Overall Picture –

  • There has been an overall increase of around 30,000 young people with SEND (1,244,255 in January 2017 to 1,276,215 in January 2018)
  • This constitutes 14.6% of all learners (from 14.4%)
  • Education, Health and Care Plans (EHCPs) are up from 2.8% to 2.9% (253,680 pupils)
  • SEN support is up from 11.6% to 11.7% (1,022,535 pupils)

Spotlight on Specific Learning Difficulties (SpLD) and Speech, Language and Communication Needs (SLCN) –

  • Increase in the number of pupils with SpLD from 12.8% to 18.5%
  • Increase in the number of pupils with SLCN from 20.5% to 22.8%

A postcode lottery in identification and support? –

  • Questions again have to be raised about the way SLCN is identified and resourced across the country, for instance at primary school level in Nottinghamshire only 18.8% of SEND learners have a SLCN as a primary need, whilst in North Tyneside this figure rockets to 44.4%.

The link between SEND and Poverty –

  • Pupils with special educational needs remain more likely to be eligible for free school meals – 25.8% compared to 11.5% of pupils without special educational needs.
  • Pupils with statements or EHC plans are more likely to be eligible for free school meals than pupils on SEN support (30.9% compared to 24.5%).

SEND Provision –

  • There is a continued rise in the number of pupils in special schools, up from 43.8% to 44.2%
  • A small decrease in the number of SEN support pupils in secondary, from 34.4% to 33.9%
  • The trend of SEN support pupils in PRUs continues to rise, albeit slowly, from 0.7 in 2010 to 1.1 in 2018.
  • The number of SEND units and resource bases in mainstream schools has decreased by 10% in the last 12 months.

Reflecting on the figures, DYT CEO, Chris Rossiter commented: “The rise in the number of SEND learners attending Special Schools, whilst resource bases in mainstream schools are being cut is concerning and shows that more specialist expertise is needed. Furthermore, the link between SEND pupils and eligibility for free school meals highlights the need to ensure that the government has a fully comprehensive offer to support SEND learners.  At DYT we are working hard, with schools and policy makers, to ensure this becomes a top priority for the Department for Education.”

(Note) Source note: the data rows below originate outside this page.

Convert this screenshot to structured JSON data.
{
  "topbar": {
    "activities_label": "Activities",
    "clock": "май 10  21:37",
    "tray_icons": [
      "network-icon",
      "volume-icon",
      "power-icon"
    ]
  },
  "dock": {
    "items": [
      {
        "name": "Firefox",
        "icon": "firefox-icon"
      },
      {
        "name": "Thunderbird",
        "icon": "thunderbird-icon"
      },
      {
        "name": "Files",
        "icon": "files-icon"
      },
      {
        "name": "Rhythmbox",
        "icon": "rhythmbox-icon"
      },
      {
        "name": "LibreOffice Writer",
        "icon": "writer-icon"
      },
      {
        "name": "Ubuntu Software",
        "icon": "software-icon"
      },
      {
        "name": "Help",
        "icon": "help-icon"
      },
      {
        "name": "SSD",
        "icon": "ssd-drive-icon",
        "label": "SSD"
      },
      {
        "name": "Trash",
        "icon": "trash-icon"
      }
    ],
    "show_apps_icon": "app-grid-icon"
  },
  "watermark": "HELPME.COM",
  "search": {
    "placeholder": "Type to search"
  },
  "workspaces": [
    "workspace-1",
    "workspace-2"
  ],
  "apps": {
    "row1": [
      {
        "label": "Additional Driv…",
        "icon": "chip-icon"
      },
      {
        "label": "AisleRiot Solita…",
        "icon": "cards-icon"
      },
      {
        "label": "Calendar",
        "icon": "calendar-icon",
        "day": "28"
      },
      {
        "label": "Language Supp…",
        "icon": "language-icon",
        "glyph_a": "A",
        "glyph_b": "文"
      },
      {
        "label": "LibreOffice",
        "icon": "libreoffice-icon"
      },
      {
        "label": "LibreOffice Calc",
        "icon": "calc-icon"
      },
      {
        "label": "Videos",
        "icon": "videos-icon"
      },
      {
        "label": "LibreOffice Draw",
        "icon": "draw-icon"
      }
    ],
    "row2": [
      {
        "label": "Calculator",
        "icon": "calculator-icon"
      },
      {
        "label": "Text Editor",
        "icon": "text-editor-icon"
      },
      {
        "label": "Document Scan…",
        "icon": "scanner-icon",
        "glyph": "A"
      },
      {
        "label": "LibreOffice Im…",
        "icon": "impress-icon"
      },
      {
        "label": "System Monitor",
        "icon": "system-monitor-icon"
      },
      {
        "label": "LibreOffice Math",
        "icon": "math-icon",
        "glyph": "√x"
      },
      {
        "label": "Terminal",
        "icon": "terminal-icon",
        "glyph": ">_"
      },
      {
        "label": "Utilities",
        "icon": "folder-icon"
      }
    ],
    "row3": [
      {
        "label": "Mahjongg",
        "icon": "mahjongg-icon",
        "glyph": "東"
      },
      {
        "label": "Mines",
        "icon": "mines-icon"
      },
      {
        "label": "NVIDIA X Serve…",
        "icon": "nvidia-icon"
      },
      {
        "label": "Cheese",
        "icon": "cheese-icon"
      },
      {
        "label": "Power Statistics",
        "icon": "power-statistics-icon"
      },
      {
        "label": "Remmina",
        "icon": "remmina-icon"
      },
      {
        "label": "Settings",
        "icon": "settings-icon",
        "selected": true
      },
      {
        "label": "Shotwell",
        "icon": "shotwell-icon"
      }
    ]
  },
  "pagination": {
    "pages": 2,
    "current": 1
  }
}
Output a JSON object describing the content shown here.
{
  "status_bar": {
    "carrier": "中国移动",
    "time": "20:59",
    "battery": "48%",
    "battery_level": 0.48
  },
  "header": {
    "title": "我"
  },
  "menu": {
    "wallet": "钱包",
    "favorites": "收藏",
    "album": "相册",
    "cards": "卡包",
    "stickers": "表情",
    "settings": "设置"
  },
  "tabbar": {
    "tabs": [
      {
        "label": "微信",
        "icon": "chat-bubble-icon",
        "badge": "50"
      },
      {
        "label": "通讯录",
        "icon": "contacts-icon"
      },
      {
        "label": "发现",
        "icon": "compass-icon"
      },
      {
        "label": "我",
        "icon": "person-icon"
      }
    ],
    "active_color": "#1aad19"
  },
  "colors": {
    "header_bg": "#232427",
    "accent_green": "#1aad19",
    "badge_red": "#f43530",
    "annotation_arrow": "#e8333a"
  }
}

Read more: 

·         From the DfE: Special educational needs in England: January 2018

·         Schools Week: Five findings from the latest statistics

·         Special Needs Jungle: SEND 2018: More children with SEND, but it’s worse if you’re poor